#### DIRECTIONS FOR THIS TASK:
The answer must be an exact copy of the records, with every picture left out.

Start of MATERIAL FOR THIS TASK

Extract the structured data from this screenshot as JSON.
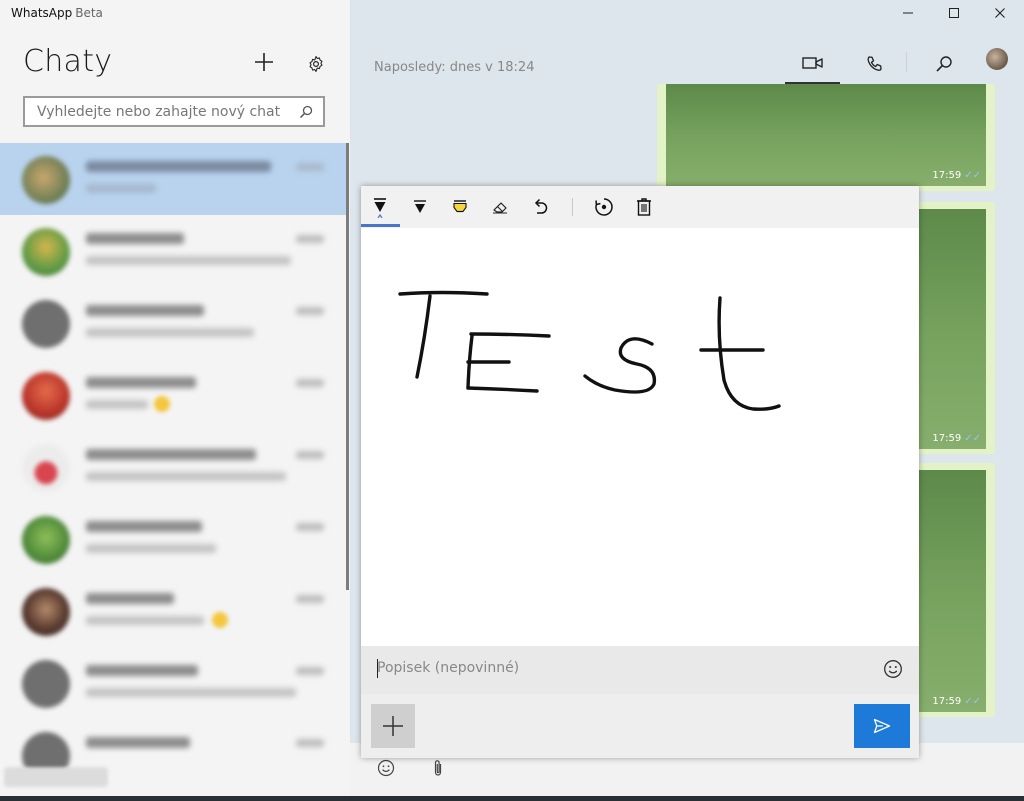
{
  "window": {
    "app_name": "WhatsApp",
    "app_tag": "Beta"
  },
  "sidebar": {
    "title": "Chaty",
    "search_placeholder": "Vyhledejte nebo zahajte nový chat"
  },
  "chat_header": {
    "status": "Naposledy: dnes v 18:24"
  },
  "messages": [
    {
      "time": "17:59"
    },
    {
      "time": "17:59"
    },
    {
      "time": "17:59"
    }
  ],
  "drawing": {
    "handwritten_text": "Test",
    "caption_placeholder": "Popisek (nepovinné)"
  },
  "colors": {
    "accent": "#1e7ad8",
    "selected_chat": "#b9d3ee",
    "highlighter": "#f5d63d",
    "image_bubble": "#e3f3c7"
  }
}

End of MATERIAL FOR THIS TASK

#### RESPONSE BOX:
Extract the structured data from this screenshot as JSON.
{
  "window": {
    "app_name": "WhatsApp",
    "app_tag": "Beta"
  },
  "sidebar": {
    "title": "Chaty",
    "search_placeholder": "Vyhledejte nebo zahajte nový chat"
  },
  "chat_header": {
    "status": "Naposledy: dnes v 18:24"
  },
  "messages": [
    {
      "time": "17:59"
    },
    {
      "time": "17:59"
    },
    {
      "time": "17:59"
    }
  ],
  "drawing": {
    "handwritten_text": "Test",
    "caption_placeholder": "Popisek (nepovinné)"
  },
  "colors": {
    "accent": "#1e7ad8",
    "selected_chat": "#b9d3ee",
    "highlighter": "#f5d63d",
    "image_bubble": "#e3f3c7"
  }
}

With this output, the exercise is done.